Members of the largest Los Angeles teachers’ union plan to walk out of LAUSD classrooms. Some demands: smaller classes, more resources, better pay.
After #RedforEd walk-outs swept the country last year, L.A. teachers plan to strike for things like more staffing, and less testing.
After #RedforEd walk-outs swept the country last year, L.A. teachers plan to strike for things like more staffing, and less testing.Jae C. Hong/AP

Under her union contract, Los Angeles special education teacher Lorena Ramo is meant to teach a maximum of 14 special education students per class. But these days, at the Ellen Ochoa Learning Center in the Los Angeles Unified School District where she works, she’s serving more like 20 or 21, with no assistant to support her.

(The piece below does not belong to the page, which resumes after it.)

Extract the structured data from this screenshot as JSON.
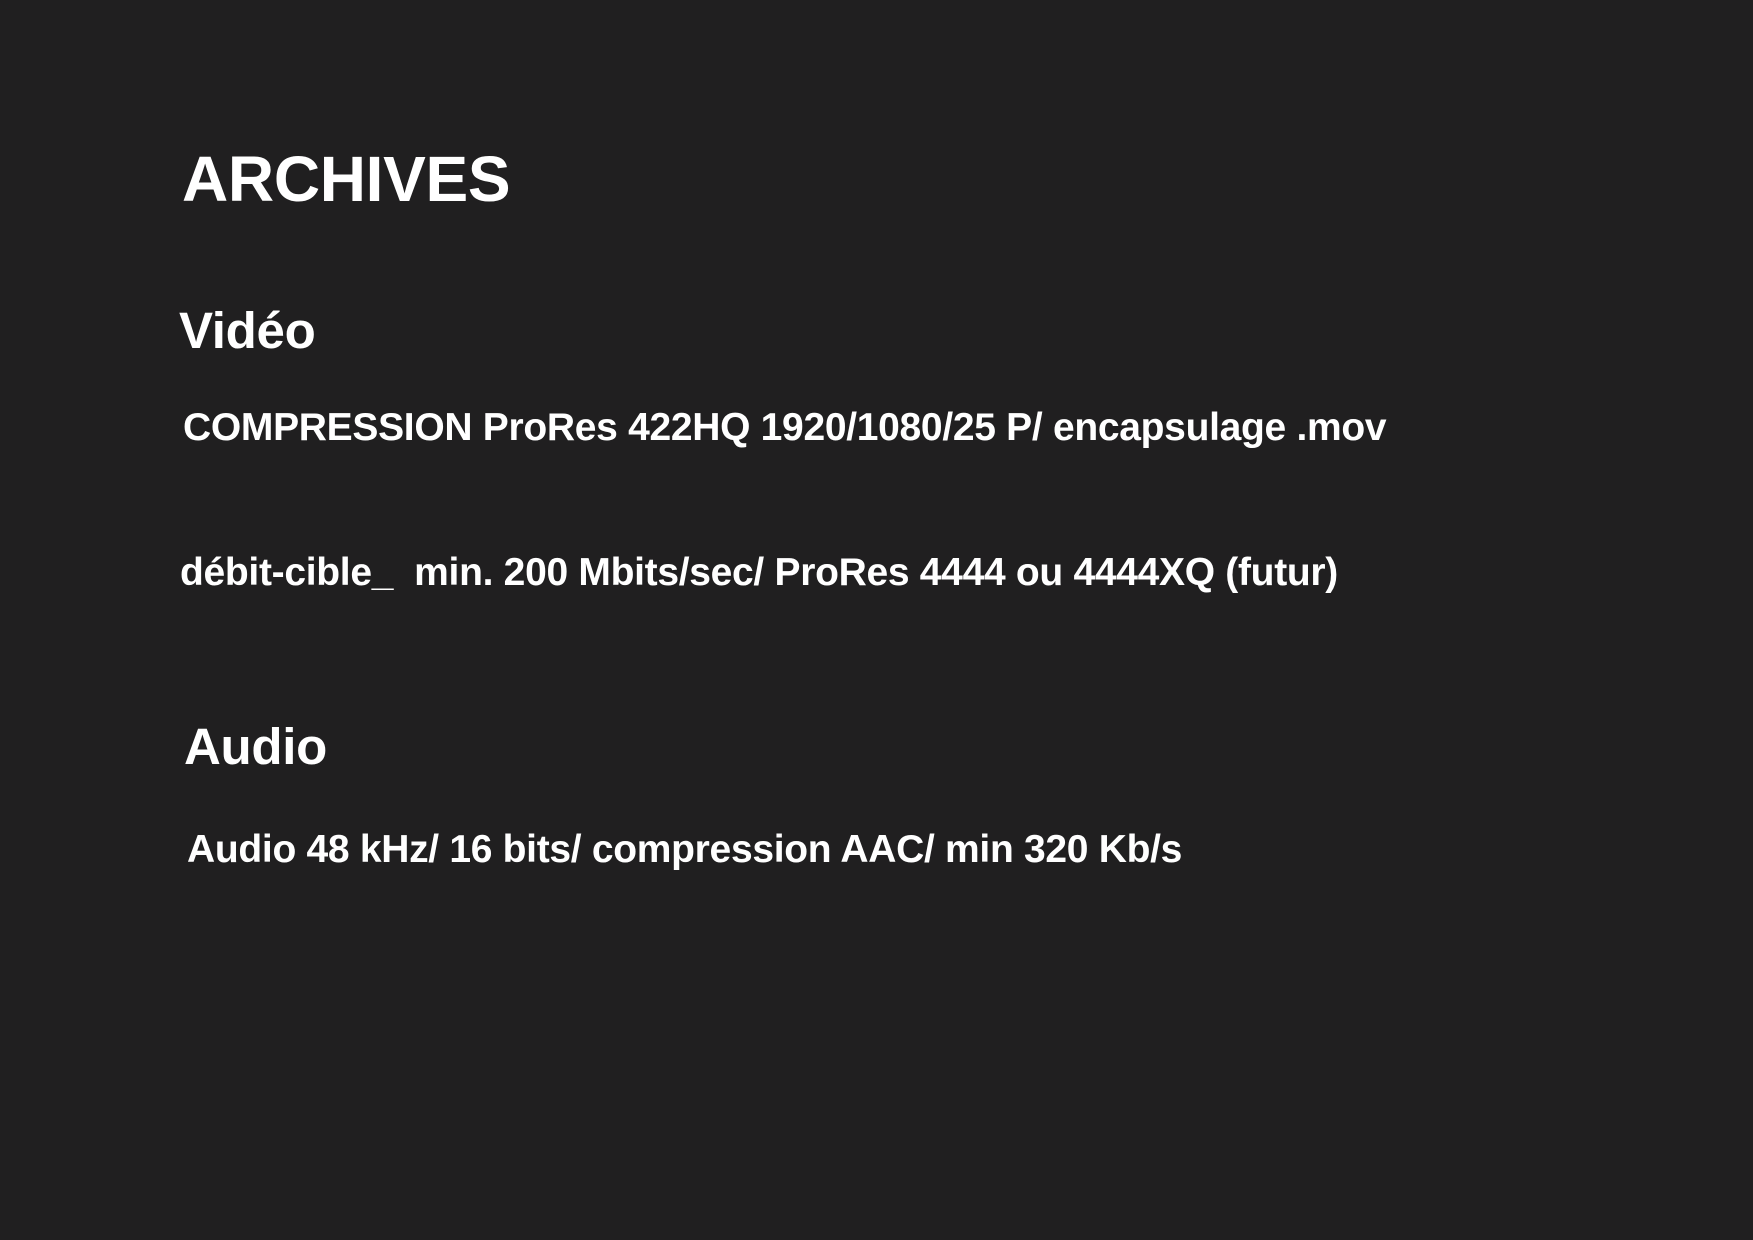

For the school’s 1,000 total pupils, there is one school psychologist, and a single school nurse, who splits her time between three buildings.

“It’s not about not doing the work,” Ramo says. “But when we have so many students with so many different learning needs, it’s hard to meet them where they’re at—there’s not enough time in the day, not enough support, and not enough resources.”